This story was updated March 22.
Kentucky Gov. Matt Bevin signed a charter school bill into law Wednesday after years of disagreement, following Democrats' protests during a heated debate at the state Capitol last week that the measure lacked clarity, particularly about how public funding of the schools will work.
Kentucky becomes the 44th state to permit charter schools.
State Republicans, who won supermajorities in both houses in the November 2016 elections, delivered the bill to Bevin's desk just one month after House Education Committee Chairman John Carney introduced it. The measure passed the House and Senate last week.
Bevin appeared at a rally with school choice advocates in January and has publicly urged lawmakers to pass a charter law. Wednesday he praised the bill’s passage, calling it a “momentous step forward in providing quality choices for Kentucky’s most vulnerable students” in a statement posted to Twitter.
During testimony before the Senate Education Committee, Bevin said that although charter schools aren’t “a silver bullet,” Kentucky should borrow the best ideas from what has worked in other communities, and noted the nearly 7,000 charters operating in 43 states and the District of Columbia.
While the measure allows charters to open as soon as this fall, Republican Rep. Phil Moffett of Louisville said he expects the authorizing process to be “a slow slog” because many local districts are opposed to charters.
Moffett, a longtime school choice supporter, inserted a provision into the bill that allows the mayors of Kentucky’s two biggest cities, Louisville and Lexington, to act as charter authorizers. Louisville Mayor Greg Fischer has been criticized by local school board leaders for supporting charters and expressing willingness to authorize them.
“There will be some political pressure on them,” Moffett told The 74. “They now have a political toe in the water as far as school performance, and I think that’s a positive thing.”
Some Democrats and union leaders tried unsuccessfully to slow the process during a whirlwind day at the Capitol last week that culminated in votes by the Senate (23–15) and House (53–43), as well as a last-minute funding appropriation attached to a separate budget bill.
That bill would allocate federal and per-pupil state funding to charter schools, as is the case with other public schools, but not local property tax revenue, the Lexington Herald-Leader reported. Authorizing school districts or mayors could keep 3 percent of a charter school’s state funding as an “authorizer fee,” according to the paper.

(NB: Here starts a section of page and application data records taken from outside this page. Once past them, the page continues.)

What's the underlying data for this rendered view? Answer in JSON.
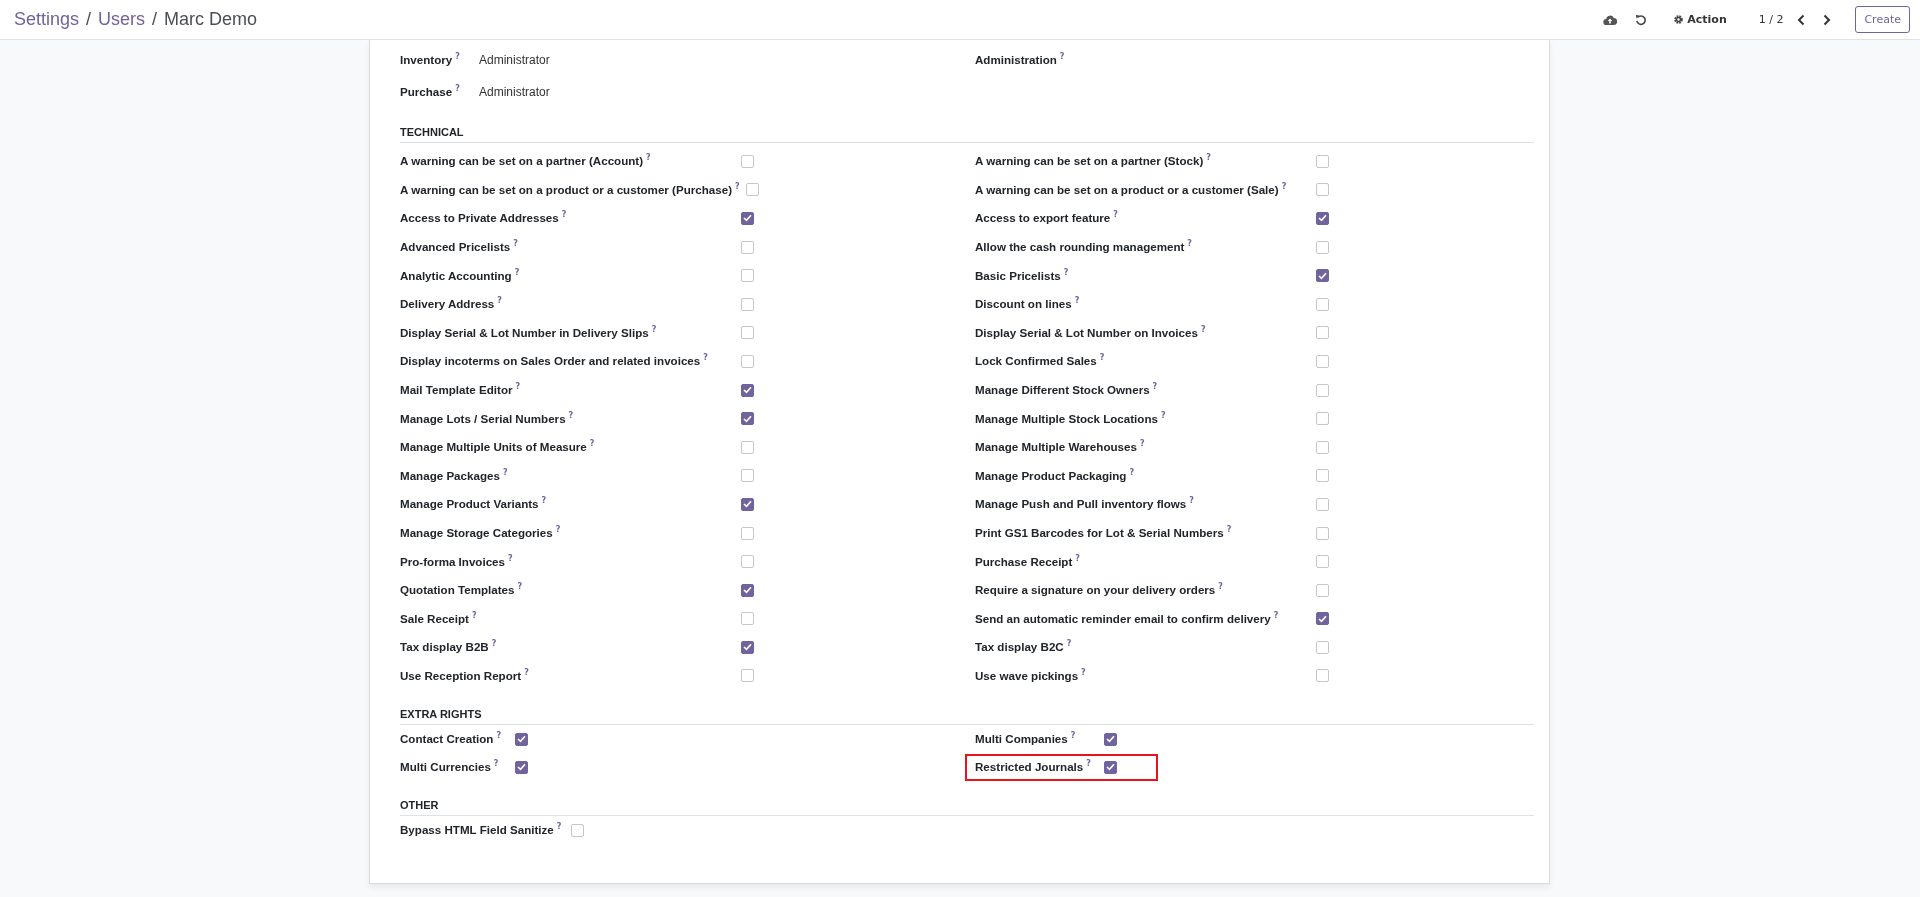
{
  "breadcrumb": [
    {
      "label": "Settings",
      "kind": "link"
    },
    {
      "label": "/",
      "kind": "separator"
    },
    {
      "label": "Users",
      "kind": "link"
    },
    {
      "label": "/",
      "kind": "separator"
    },
    {
      "label": "Marc Demo",
      "kind": "current"
    }
  ],
  "toolbar": {
    "action": "Action",
    "pager": "1 / 2",
    "create": "Create"
  },
  "access_rights": [
    {
      "label": "Inventory",
      "help": "?",
      "value": "Administrator"
    },
    {
      "label": "Administration",
      "help": "?"
    },
    {
      "label": "Purchase",
      "help": "?",
      "value": "Administrator"
    }
  ],
  "sections": [
    {
      "title": "TECHNICAL",
      "kind": "wide",
      "items": [
        {
          "label": "A warning can be set on a partner (Account)",
          "help": "?",
          "checked": false
        },
        {
          "label": "A warning can be set on a partner (Stock)",
          "help": "?",
          "checked": false
        },
        {
          "label": "A warning can be set on a product or a customer (Purchase)",
          "help": "?",
          "checked": false
        },
        {
          "label": "A warning can be set on a product or a customer (Sale)",
          "help": "?",
          "checked": false
        },
        {
          "label": "Access to Private Addresses",
          "help": "?",
          "checked": true
        },
        {
          "label": "Access to export feature",
          "help": "?",
          "checked": true
        },
        {
          "label": "Advanced Pricelists",
          "help": "?",
          "checked": false
        },
        {
          "label": "Allow the cash rounding management",
          "help": "?",
          "checked": false
        },
        {
          "label": "Analytic Accounting",
          "help": "?",
          "checked": false
        },
        {
          "label": "Basic Pricelists",
          "help": "?",
          "checked": true
        },
        {
          "label": "Delivery Address",
          "help": "?",
          "checked": false
        },
        {
          "label": "Discount on lines",
          "help": "?",
          "checked": false
        },
        {
          "label": "Display Serial & Lot Number in Delivery Slips",
          "help": "?",
          "checked": false
        },
        {
          "label": "Display Serial & Lot Number on Invoices",
          "help": "?",
          "checked": false
        },
        {
          "label": "Display incoterms on Sales Order and related invoices",
          "help": "?",
          "checked": false
        },
        {
          "label": "Lock Confirmed Sales",
          "help": "?",
          "checked": false
        },
        {
          "label": "Mail Template Editor",
          "help": "?",
          "checked": true
        },
        {
          "label": "Manage Different Stock Owners",
          "help": "?",
          "checked": false
        },
        {
          "label": "Manage Lots / Serial Numbers",
          "help": "?",
          "checked": true
        },
        {
          "label": "Manage Multiple Stock Locations",
          "help": "?",
          "checked": false
        },
        {
          "label": "Manage Multiple Units of Measure",
          "help": "?",
          "checked": false
        },
        {
          "label": "Manage Multiple Warehouses",
          "help": "?",
          "checked": false
        },
        {
          "label": "Manage Packages",
          "help": "?",
          "checked": false
        },
        {
          "label": "Manage Product Packaging",
          "help": "?",
          "checked": false
        },
        {
          "label": "Manage Product Variants",
          "help": "?",
          "checked": true
        },
        {
          "label": "Manage Push and Pull inventory flows",
          "help": "?",
          "checked": false
        },
        {
          "label": "Manage Storage Categories",
          "help": "?",
          "checked": false
        },
        {
          "label": "Print GS1 Barcodes for Lot & Serial Numbers",
          "help": "?",
          "checked": false
        },
        {
          "label": "Pro-forma Invoices",
          "help": "?",
          "checked": false
        },
        {
          "label": "Purchase Receipt",
          "help": "?",
          "checked": false
        },
        {
          "label": "Quotation Templates",
          "help": "?",
          "checked": true
        },
        {
          "label": "Require a signature on your delivery orders",
          "help": "?",
          "checked": false
        },
        {
          "label": "Sale Receipt",
          "help": "?",
          "checked": false
        },
        {
          "label": "Send an automatic reminder email to confirm delivery",
          "help": "?",
          "checked": true
        },
        {
          "label": "Tax display B2B",
          "help": "?",
          "checked": true
        },
        {
          "label": "Tax display B2C",
          "help": "?",
          "checked": false
        },
        {
          "label": "Use Reception Report",
          "help": "?",
          "checked": false
        },
        {
          "label": "Use wave pickings",
          "help": "?",
          "checked": false
        }
      ]
    },
    {
      "title": "EXTRA RIGHTS",
      "kind": "narrow",
      "items": [
        {
          "label": "Contact Creation",
          "help": "?",
          "checked": true,
          "highlighted": false
        },
        {
          "label": "Multi Companies",
          "help": "?",
          "checked": true,
          "highlighted": false
        },
        {
          "label": "Multi Currencies",
          "help": "?",
          "checked": true,
          "highlighted": false
        },
        {
          "label": "Restricted Journals",
          "help": "?",
          "checked": true,
          "highlighted": true
        }
      ]
    },
    {
      "title": "OTHER",
      "kind": "narrow",
      "items": [
        {
          "label": "Bypass HTML Field Sanitize",
          "help": "?",
          "checked": false
        }
      ]
    }
  ]
}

Brad Hughes, a spokesman for the Kentucky School Boards Association, said the organization is reviewing the funding bill and remains opposed to any local tax dollars going to support charter schools.
Hughes said he doesn’t foresee charters opening until at least 2018 because the Department of Education’s process of drafting regulations to implement the law will take months.

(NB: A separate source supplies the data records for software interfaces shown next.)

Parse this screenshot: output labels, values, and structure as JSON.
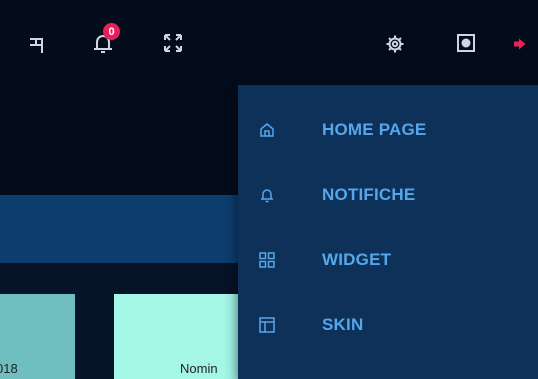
{
  "topbar": {
    "icons": [
      "drawer-icon",
      "bell-icon",
      "fullscreen-icon",
      "gear-icon",
      "camera-icon",
      "logout-icon"
    ],
    "notification_count": "0"
  },
  "tiles": {
    "tile1_text": "018",
    "tile2_text": "Nomin"
  },
  "menu": {
    "items": [
      {
        "label": "HOME PAGE",
        "icon": "home-icon"
      },
      {
        "label": "NOTIFICHE",
        "icon": "bell-icon"
      },
      {
        "label": "WIDGET",
        "icon": "grid-icon"
      },
      {
        "label": "SKIN",
        "icon": "layout-icon"
      }
    ]
  },
  "colors": {
    "topbar_bg": "#040c1b",
    "menu_bg": "#0d3158",
    "menu_text": "#57a6ec",
    "band": "#0d3d6e",
    "badge": "#e7205a",
    "tile1": "#6fbfc1",
    "tile2": "#a4f6e7"
  }
}
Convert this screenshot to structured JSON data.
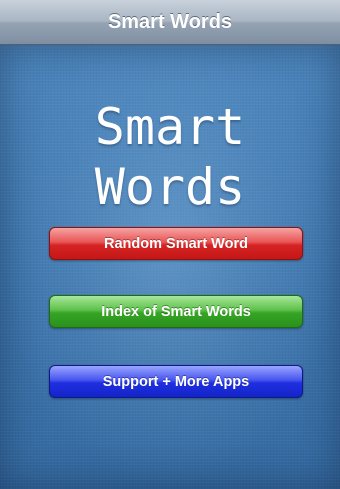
{
  "nav_bar": {
    "title": "Smart Words"
  },
  "main": {
    "app_title_line1": "Smart",
    "app_title_line2": "Words",
    "buttons": [
      {
        "label": "Random Smart Word",
        "color": "#d62424"
      },
      {
        "label": "Index of Smart Words",
        "color": "#36a425"
      },
      {
        "label": "Support + More Apps",
        "color": "#1f2fe0"
      }
    ]
  },
  "colors": {
    "background_blue": "#3f77ae",
    "nav_bar": "#95a3b3"
  }
}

The move to create alternatives to traditional public schools has played out across the nation since the November elections. Newly empowered Republican legislatures have introduced bills to allow charters in Nebraska and expand voucher programs in New Hampshire and Texas. In Virginia, Democratic Gov. Terry McAuliffe must decide whether to sign a bill expanding charter schools in areas of the state with low-performing schools.

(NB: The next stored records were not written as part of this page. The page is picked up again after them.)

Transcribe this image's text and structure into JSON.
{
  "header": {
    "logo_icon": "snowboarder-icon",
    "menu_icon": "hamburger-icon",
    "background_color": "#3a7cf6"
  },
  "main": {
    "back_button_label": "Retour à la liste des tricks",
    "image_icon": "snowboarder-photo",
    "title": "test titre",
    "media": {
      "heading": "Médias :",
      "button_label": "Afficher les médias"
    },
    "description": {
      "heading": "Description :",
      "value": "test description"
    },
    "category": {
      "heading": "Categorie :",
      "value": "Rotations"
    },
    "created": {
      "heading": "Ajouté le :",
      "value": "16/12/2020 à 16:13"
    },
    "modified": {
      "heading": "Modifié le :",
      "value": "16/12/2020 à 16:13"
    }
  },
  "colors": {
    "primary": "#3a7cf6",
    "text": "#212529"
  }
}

The last state to enact a charter law was Alabama, almost two years ago. States that still do not have charter schools include North Dakota, South Dakota, Montana, Vermont, West Virginia, and Nebraska.
Kentucky Democratic caucus chair Sen. Gerald Neal proposed amendments to the bill that were not included in its final version, prompting a heated debate. Neal wanted the legislation to explicitly exclude for-profit groups and provide for research into the impact of charters on nearby public school populations.
“If you’re not asking critical questions about this bill, then you’re doing our students across the state of Kentucky a disservice,” said Rep. Attica Scott, a Democrat from Frankfort.
Lawmakers have at least one more major education decision ahead of session’s end March 30. An omnibus education reform measure, Senate Bill 1, passed the House Wednesday and is under final consideration by the Senate before heading to the governor. It would give more authority to districts on evaluating teachers and intervening in failing schools.
The bill would also initiate a review and revision of the Common Core standards.